On July 12, Pepsi released its quarterly results for the three months ending June 11. Organic revenue grew 13% year over year in the period, driven by 11% growth in North America and 15% growth internationally. Earnings per share (EPS) came in at $1.86, up 10% from 2021, and the company has generated $1.88 billion in operating cash flow over the past 12 months.
Pepsi is such a large and profitable business because it owns some of the most popular snack and beverage brands worldwide. This includes Pepsi, Gatorade, Lay's, Tostitos, Rockstar Energy, and many others.
Most important for growth are Frito-Lay and Pepsi. In the second quarter, Frito-Lay had 14% organic revenue growth and gained market share in savory snacks around the world, while Pepsi's revenue in North America grew 9% organically. These are brands people have chosen for years in many countries around the globe.
Inflation has affected Pepsi's profitability slightly, with gross margin decreasing 45 basis points in the quarter. But this is only a small impact that can be mitigated by raising prices and continued operating leverage. Investors should expect management to keep raising prices if inflation remains high in the coming quarters.
Pricing power in snacks and soft drinks
But how much can Pepsi raise prices on its snacks and beverages? Won't people eventually just stop buying them? Logically you'd think so, but historically strong brands in consumer packaged goods like the ones Pepsi owns can raise prices pretty substantially without seeing any drop-off in consumer spending.
Why? Because these items are generally not that expensive. If a pack of Pepsi costs $6 a year from now instead of the $5 it cost two years ago, that is not a huge difference in a person's grocery or convenience-store receipt. This is also true for items like chips, sports drinks, or energy drinks, which are all categories in which Pepsi has a large market share. Compare this to when a tank of gas goes from $40 to $100 because of rising oil prices, or when buying meat for a family meal goes from $20 to $30 in less than a year.
We also shouldn't forget the brand value that Pepsi and Lay's have compared to other items like gasoline. These snacks and beverages have distinct and consistent tastes that are a part of people's everyday habits. It is not likely that people are going to switch to another brand (that is also raising prices) because they now have to spend a few more dollars a week on chips and soda.
The stock is not cheap
Even though Pepsi's business is uber-resilient during inflationary periods, the stock is not cheap. With shares treading water this year, the stock trades at a market cap of $235 billion. With $10.8 billion in operating income and $7.5 billion in free cash flow over the last 12 months, the stock has a price-to-operating-income multiple of 22 and price-to-free-cash-flow of 34. This isn't cheap for a company with slow top-line growth like Pepsi.

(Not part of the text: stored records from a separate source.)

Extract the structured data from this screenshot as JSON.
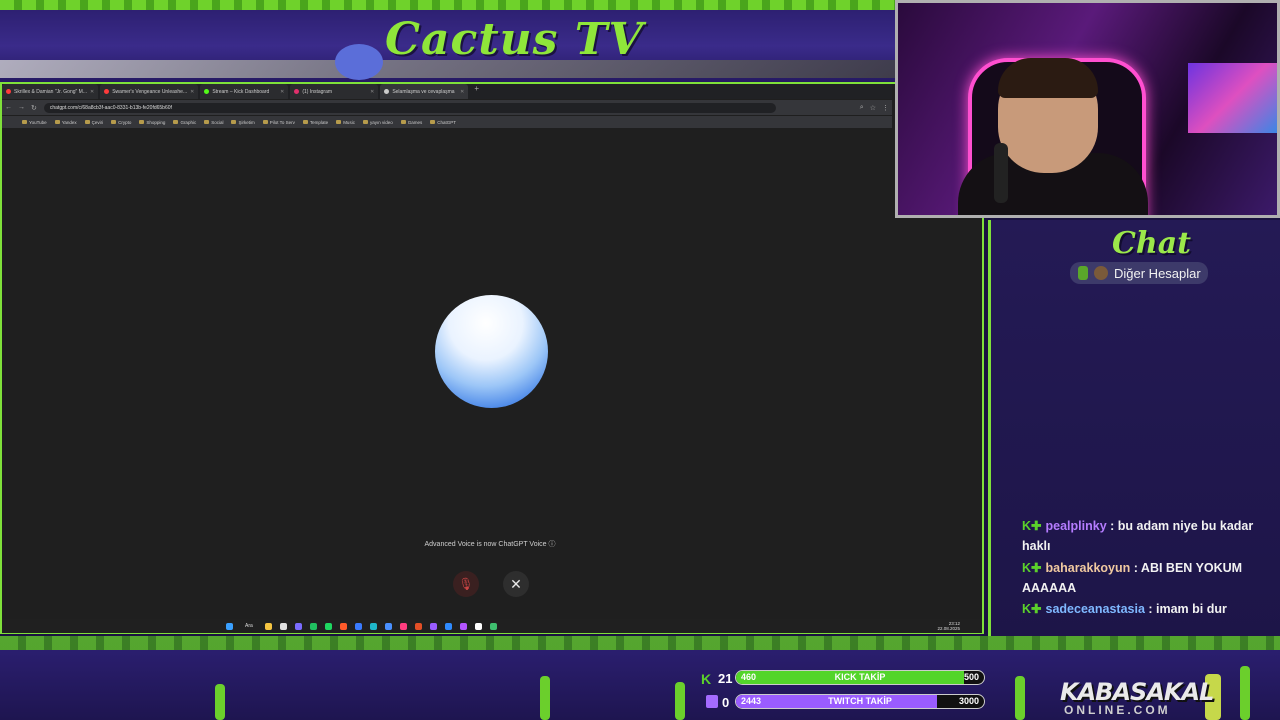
{
  "overlay": {
    "logo_text": "Cactus TV",
    "chat_title": "Chat",
    "accounts_label": "Diğer Hesaplar",
    "brand_main": "KABASAKAL",
    "brand_sub": "ONLINE.COM"
  },
  "browser": {
    "tabs": [
      {
        "label": "Skrillex & Damian \"Jr. Gong\" M...",
        "color": "#ff3b3b",
        "active": false
      },
      {
        "label": "Swamer's Vengeance Unleashe...",
        "color": "#ff3b3b",
        "active": false
      },
      {
        "label": "Stream – Kick Dashboard",
        "color": "#53fc18",
        "active": false
      },
      {
        "label": "(1) Instagram",
        "color": "#e1306c",
        "active": false
      },
      {
        "label": "Selamlaşma ve cevaplaşma",
        "color": "#cccccc",
        "active": true
      }
    ],
    "url": "chatgpt.com/c/68a8cb3f-aac0-8331-b13b-fe20fd65b60f",
    "bookmarks": [
      "YouTube",
      "Yandex",
      "Çeviri",
      "Crypto",
      "Shopping",
      "Graphic",
      "Social",
      "Şirketim",
      "Pilot To Serv",
      "Template",
      "Music",
      "yayın video",
      "Games",
      "ChatGPT"
    ]
  },
  "voice": {
    "notice": "Advanced Voice is now ChatGPT Voice ⓘ"
  },
  "taskbar": {
    "search_label": "Ara",
    "time": "23:12",
    "date": "22.08.2025"
  },
  "chat": {
    "messages": [
      {
        "user": "pealplinky",
        "user_color": "#b57cff",
        "text": " : bu adam niye bu kadar haklı"
      },
      {
        "user": "baharakkoyun",
        "user_color": "#f0c9a0",
        "text": " : ABI BEN YOKUM AAAAAA"
      },
      {
        "user": "sadeceanastasia",
        "user_color": "#7fb8ff",
        "text": " : imam bi dur"
      }
    ]
  },
  "stats": {
    "kick_count": "21",
    "twitch_count": "0",
    "kick_bar": {
      "current": "460",
      "label": "KICK TAKİP",
      "goal": "500",
      "progress": 0.92,
      "color": "#53d52a"
    },
    "twitch_bar": {
      "current": "2443",
      "label": "TWITCH TAKİP",
      "goal": "3000",
      "progress": 0.81,
      "color": "#9a5cff"
    }
  }
}
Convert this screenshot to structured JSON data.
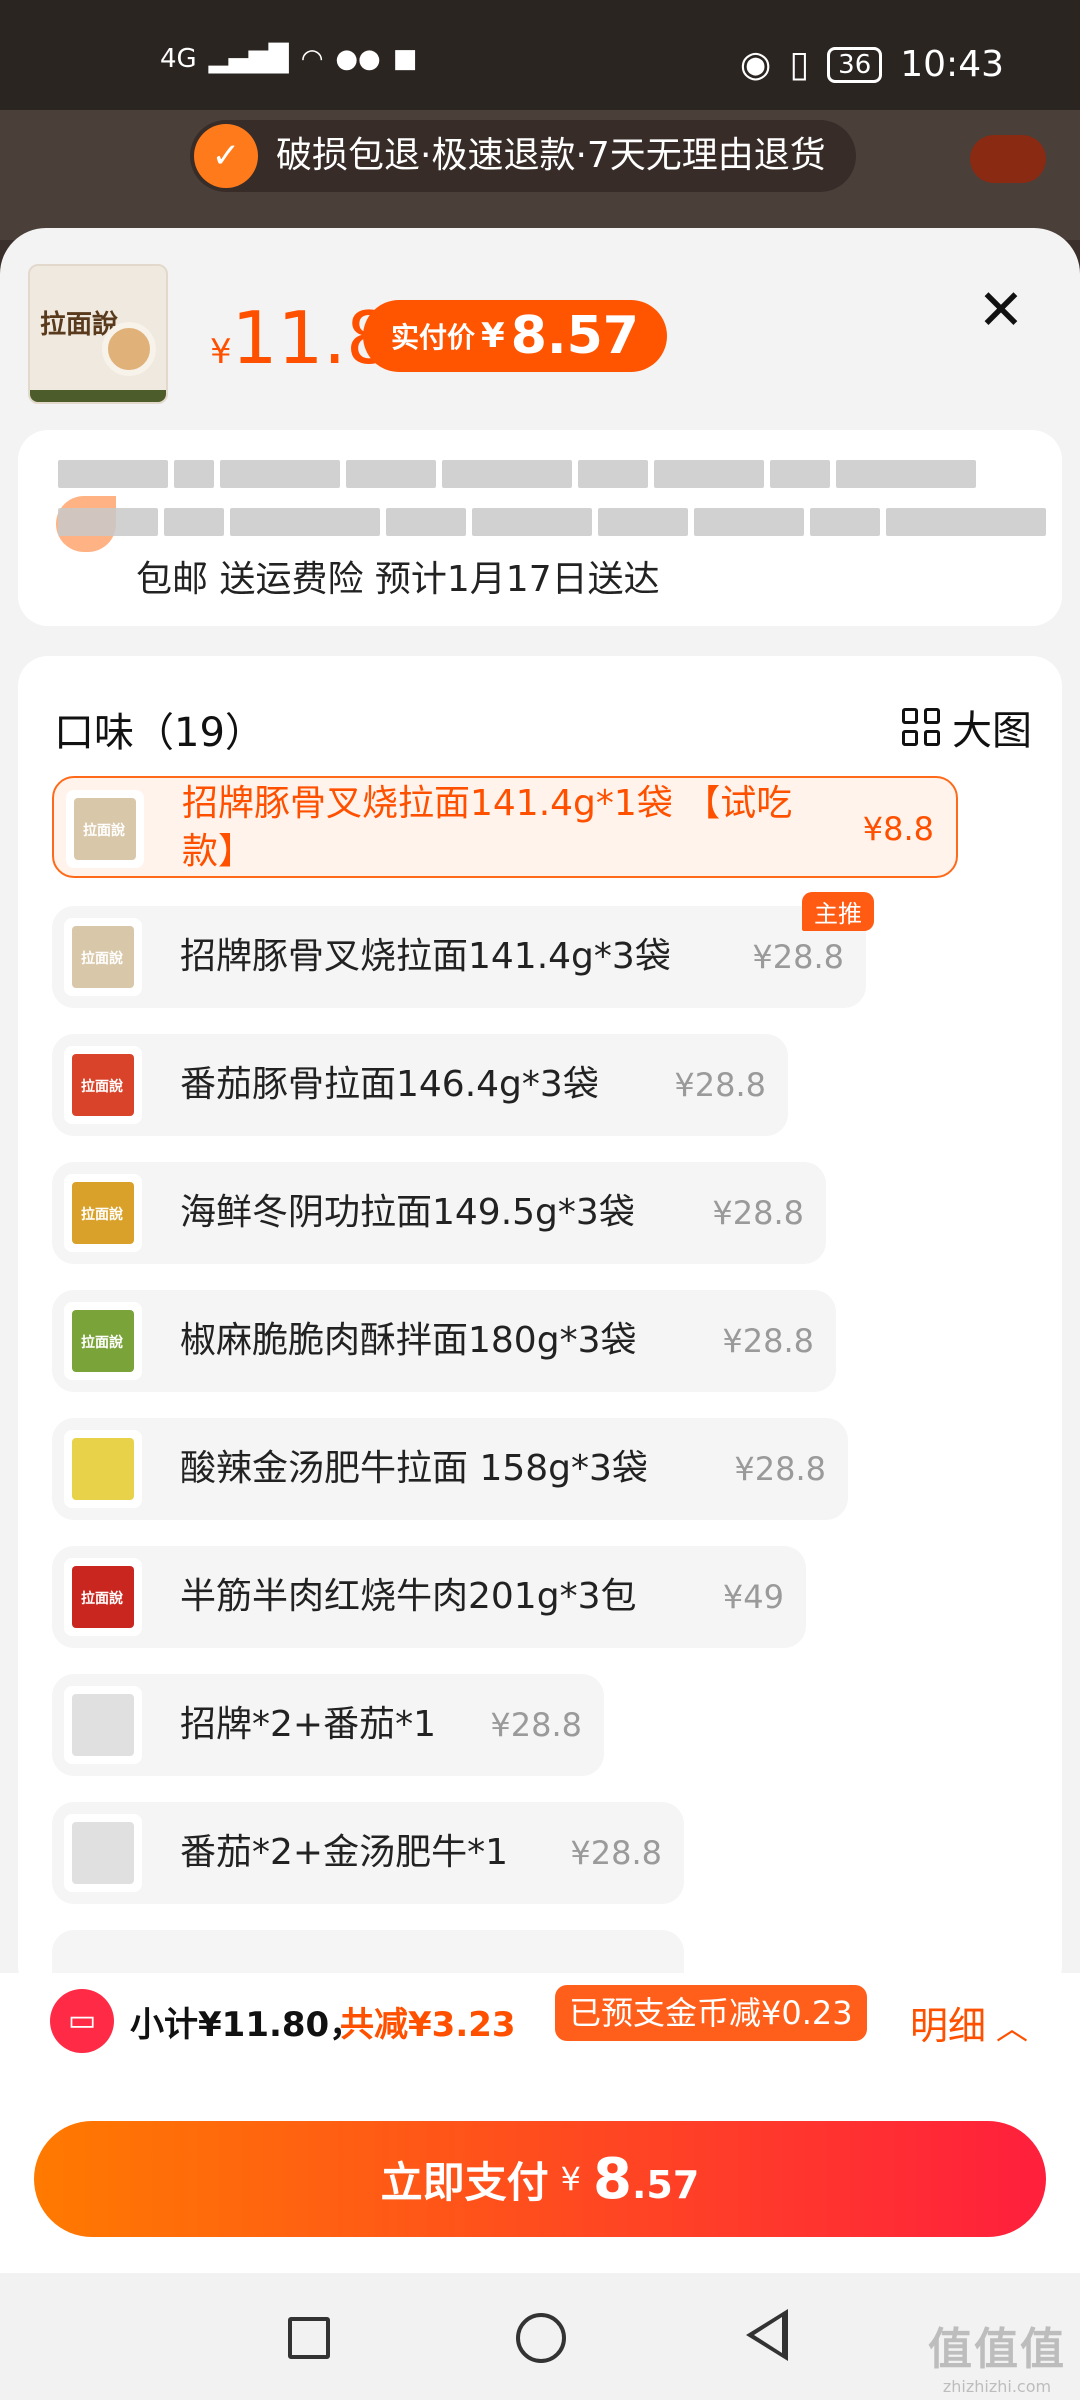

There's no reason to sell your shares of PepsiCo anytime soon, as this is a wonderful business. But given where the stock trades right now, it might be smart to look elsewhere for new additions to your portfolio.